Organisations representing migrants and ethnic minorities in Britain reveal their opposition to the full adoption of the IHRA guidelines
Eighty-four groups representing migrants and ethnic minorities have waded into the Labour antisemitism row by opposing adoption of the internationally-recognised definition.
Organisations including The Society of Black Lawyers and the Muslim Association of Britain claim that guidelines set out by the International Holocaust Remembrance Alliance (IHRA) would “silence” public discussion.
In a letter to The Independent they argue information about the plight of the Palestinians since the creation of Israel 1948 is already being suppressed.
“Public discussion of these facts, and a description of these injustices, would be prohibited under the IHRA’s guidelines, and therefore withholds vital knowledge from the public,” the letter reads.
“This silencing has already begun. Today we can freely describe the racist policies experienced in the era of British and European colonialism … but the colonial history of the Palestinians is continually erased.
“This is a dangerous breach of our own rights, and of the wider British public: we must all hear the full story of the Palestinians in order to make sense of the current discussions about racism and Israel.”
Signatories to the letter include several Palestinian, Muslim and Arab groups such as Arab Labour, the Association of the Palestinian Community in the UK, and Muslim Worker’s Association.

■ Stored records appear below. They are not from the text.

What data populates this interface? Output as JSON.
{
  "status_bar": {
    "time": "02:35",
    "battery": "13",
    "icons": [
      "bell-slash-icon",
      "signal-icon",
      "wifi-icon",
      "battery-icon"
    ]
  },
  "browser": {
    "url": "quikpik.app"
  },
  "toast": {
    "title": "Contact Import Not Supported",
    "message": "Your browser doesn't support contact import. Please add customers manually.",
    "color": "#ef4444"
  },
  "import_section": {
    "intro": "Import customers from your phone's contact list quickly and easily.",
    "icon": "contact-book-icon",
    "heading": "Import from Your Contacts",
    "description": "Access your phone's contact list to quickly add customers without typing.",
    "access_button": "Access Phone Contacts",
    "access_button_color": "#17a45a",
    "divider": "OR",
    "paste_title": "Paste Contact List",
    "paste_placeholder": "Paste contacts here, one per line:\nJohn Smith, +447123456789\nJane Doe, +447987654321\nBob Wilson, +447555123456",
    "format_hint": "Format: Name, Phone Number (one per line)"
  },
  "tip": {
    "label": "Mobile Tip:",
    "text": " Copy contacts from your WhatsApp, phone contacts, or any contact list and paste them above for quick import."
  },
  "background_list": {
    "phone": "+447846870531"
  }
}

The others range from Black Lives Matter UK and Justice for Grenfell to Pakistani Community Centre Oldham and Lesbians and Gays Support the Migrants.
Although Labour has agreed to use the definition in its new code of conduct, it has only adopted seven of the IHRA’s 11 examples of antisemitic behaviour.
That decision was widely criticised by Jewish groups and the party’s own MPs, reigniting the row over antisemitism.
Labour’s deputy leader Tom Watson, Momentum founder Jon Lansman and union leaders Tim Roche and Len McCluskey have all joined calls for Labour to adopt the full version.
The letter goes on to raise concerns that far right groups are trying “to deny Palestinians’ basic humanity by suppressing their entire history and current plight”.